Sunday, 5 February 2012

Flinty Find

A sunny Sunday morning saw us above Abbotsbury village visiting the Grey Mare & Her Colts (c.3,000 BC) and Kingstone Russell stone circle. The tracks were very muddy due to the thaw over night. The previous days had been several degrees below zero.

I will go into more detail later of these two sites, but I thought that I would post the flint find found by one of my students. This object was just lying on the ground next to the GM&HC and is a nice example of a flint core used to produce several sharp knives. 

Friday, 3 February 2012

229 degrees

There are no definitive answers in archaeology, even though it is a discipline based on the material remains of the past. A pot is a pot. But what was it used for...

Look at Stonehenge. It is one of the largest examples of material remains surviving to the present day. It is in the landscape. But what was it built for? We know that when you look through the uprights at the Heelstone it marks the position of the midsummer sunrise, but does that mean that Bronze Age people worshipped the sun?

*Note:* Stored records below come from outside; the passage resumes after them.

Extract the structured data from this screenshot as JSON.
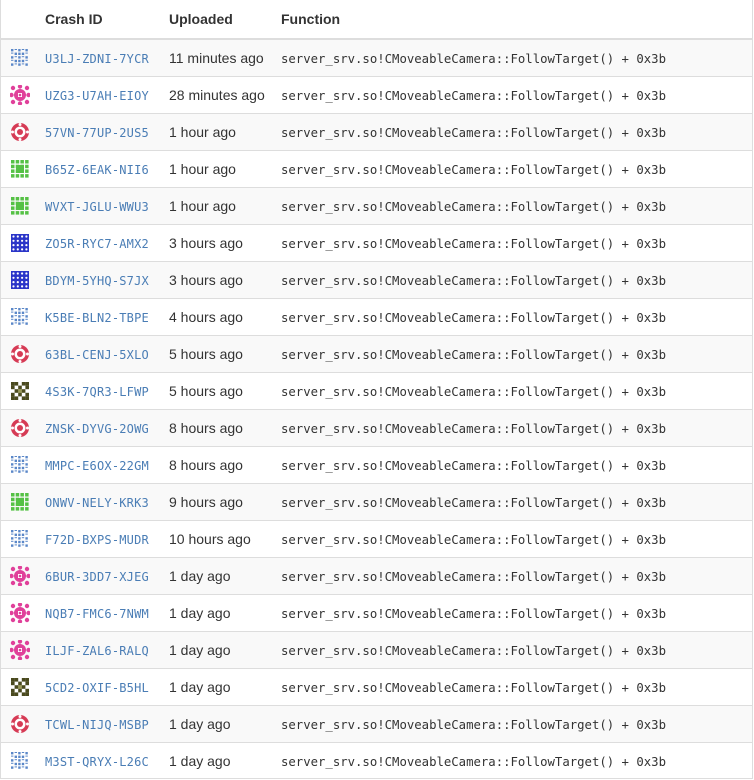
{
  "headers": {
    "crash_id": "Crash ID",
    "uploaded": "Uploaded",
    "function": "Function"
  },
  "palette": {
    "grid-blue": "#5a87c8",
    "flower-pink": "#e0409a",
    "ring-red": "#d63b55",
    "leaf-green": "#55c145",
    "dot-navy": "#2a35c8",
    "maze-olive": "#4a4a1e"
  },
  "rows": [
    {
      "icon": "grid-blue",
      "crash_id": "U3LJ-ZDNI-7YCR",
      "uploaded": "11 minutes ago",
      "function": "server_srv.so!CMoveableCamera::FollowTarget() + 0x3b"
    },
    {
      "icon": "flower-pink",
      "crash_id": "UZG3-U7AH-EIOY",
      "uploaded": "28 minutes ago",
      "function": "server_srv.so!CMoveableCamera::FollowTarget() + 0x3b"
    },
    {
      "icon": "ring-red",
      "crash_id": "57VN-77UP-2US5",
      "uploaded": "1 hour ago",
      "function": "server_srv.so!CMoveableCamera::FollowTarget() + 0x3b"
    },
    {
      "icon": "leaf-green",
      "crash_id": "B65Z-6EAK-NII6",
      "uploaded": "1 hour ago",
      "function": "server_srv.so!CMoveableCamera::FollowTarget() + 0x3b"
    },
    {
      "icon": "leaf-green",
      "crash_id": "WVXT-JGLU-WWU3",
      "uploaded": "1 hour ago",
      "function": "server_srv.so!CMoveableCamera::FollowTarget() + 0x3b"
    },
    {
      "icon": "dot-navy",
      "crash_id": "ZO5R-RYC7-AMX2",
      "uploaded": "3 hours ago",
      "function": "server_srv.so!CMoveableCamera::FollowTarget() + 0x3b"
    },
    {
      "icon": "dot-navy",
      "crash_id": "BDYM-5YHQ-S7JX",
      "uploaded": "3 hours ago",
      "function": "server_srv.so!CMoveableCamera::FollowTarget() + 0x3b"
    },
    {
      "icon": "grid-blue",
      "crash_id": "K5BE-BLN2-TBPE",
      "uploaded": "4 hours ago",
      "function": "server_srv.so!CMoveableCamera::FollowTarget() + 0x3b"
    },
    {
      "icon": "ring-red",
      "crash_id": "63BL-CENJ-5XLO",
      "uploaded": "5 hours ago",
      "function": "server_srv.so!CMoveableCamera::FollowTarget() + 0x3b"
    },
    {
      "icon": "maze-olive",
      "crash_id": "4S3K-7QR3-LFWP",
      "uploaded": "5 hours ago",
      "function": "server_srv.so!CMoveableCamera::FollowTarget() + 0x3b"
    },
    {
      "icon": "ring-red",
      "crash_id": "ZNSK-DYVG-2OWG",
      "uploaded": "8 hours ago",
      "function": "server_srv.so!CMoveableCamera::FollowTarget() + 0x3b"
    },
    {
      "icon": "grid-blue",
      "crash_id": "MMPC-E6OX-22GM",
      "uploaded": "8 hours ago",
      "function": "server_srv.so!CMoveableCamera::FollowTarget() + 0x3b"
    },
    {
      "icon": "leaf-green",
      "crash_id": "ONWV-NELY-KRK3",
      "uploaded": "9 hours ago",
      "function": "server_srv.so!CMoveableCamera::FollowTarget() + 0x3b"
    },
    {
      "icon": "grid-blue",
      "crash_id": "F72D-BXPS-MUDR",
      "uploaded": "10 hours ago",
      "function": "server_srv.so!CMoveableCamera::FollowTarget() + 0x3b"
    },
    {
      "icon": "flower-pink",
      "crash_id": "6BUR-3DD7-XJEG",
      "uploaded": "1 day ago",
      "function": "server_srv.so!CMoveableCamera::FollowTarget() + 0x3b"
    },
    {
      "icon": "flower-pink",
      "crash_id": "NQB7-FMC6-7NWM",
      "uploaded": "1 day ago",
      "function": "server_srv.so!CMoveableCamera::FollowTarget() + 0x3b"
    },
    {
      "icon": "flower-pink",
      "crash_id": "ILJF-ZAL6-RALQ",
      "uploaded": "1 day ago",
      "function": "server_srv.so!CMoveableCamera::FollowTarget() + 0x3b"
    },
    {
      "icon": "maze-olive",
      "crash_id": "5CD2-OXIF-B5HL",
      "uploaded": "1 day ago",
      "function": "server_srv.so!CMoveableCamera::FollowTarget() + 0x3b"
    },
    {
      "icon": "ring-red",
      "crash_id": "TCWL-NIJQ-MSBP",
      "uploaded": "1 day ago",
      "function": "server_srv.so!CMoveableCamera::FollowTarget() + 0x3b"
    },
    {
      "icon": "grid-blue",
      "crash_id": "M3ST-QRYX-L26C",
      "uploaded": "1 day ago",
      "function": "server_srv.so!CMoveableCamera::FollowTarget() + 0x3b"
    }
  ]
}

I have a couple who are students of mine and had a look at the material remains of Stonehenge and the Martin's Down Bank Barrow here in Dorset.

Looking at Stonehenge they read that the height of the horizon is 0.6 degrees behind the Heelstone. From the centre of the horseshoe-shaped trilithons an observer can see the sun rise behind the stone. So far so well documented. Of course, in the opposite direction one would be able to see the midwinter sunset too. The direction opposite midsummer sunrise is 229.3 degrees and midwinter sunset is 229.8 degrees. The situation of the monument has to be less than 1 degree in horizontal relation to the horizon or the observation of the sunrise/sunset will not work. 

In Dorset the Bank Barrow is dated to the second quarter of the of the 3rd millennium (c.2800-2500BC according to C14 from ditch fill samples - as near as damn it to this phase of SH). It has a bearing of SW-NE, similar to Stonehenge and is c.180m long. By finding out the grid reference of the ends of the BB it is possible to find out the exact bearing. When my students did the calculations the bearing was 229 degrees. Looking along in the SW direction from the BB a hill is seen, the Knoll near Puncknowle. The height of the BB is 193m OD and the height of the Knoll is 179m OD, or just 1 degree in elevation between the two. 

My students suggested that the builders sought out a flattish hill to build the BB with a feature on the horizon they could line up at 229 degrees and near horizontal to the proposed monument. The BB has to be 100m+ to accurately frame the sun (which is 0.5 degrees across - 1m in 100m length is c.0.5 degrees). The position of the sunset varies across the year but changes very little in the few days either side of midwinter. To be precise to a single day one must be able to observe a change equal to about 1/60th of the diameter of the sun.  Observing that it occurred within a two day period is easier, requiring a precision of about 1/16th of the diameter of the sun. A marker (natural or not) lying close to the midwinter sunset direction might help in deciding the day, eg if a quarter of the sun was still visible.  

I would like to do this simple survey on other monuments and check their bearings too. But what does this tell us about why such monuments were built? The only concrete evidence is that they were concerned with the setting and sunrise of the sun at certain times of the year. Why is another matter and this crosses the line into interpretation and theory. 

Bank Barrows have puzzled archaeologists since they were recognised as distinct from burial mounds in the last century. They are very much like burial mounds but with no burials. Apart from pointing in the same direction as Stonehenge why is the Martin's Down example built like a burial mound, with flanking ditches and probably has the same internal palisade structure? What is the notch at one end for (if it is contemporary)? This shape and construction technique must mean something too, just like our churches are in the shape of the cross. This question goes beyond the purely material remains that still dominate our Dorset landscape. 

Keep looking in as more surveys are done on other monuments.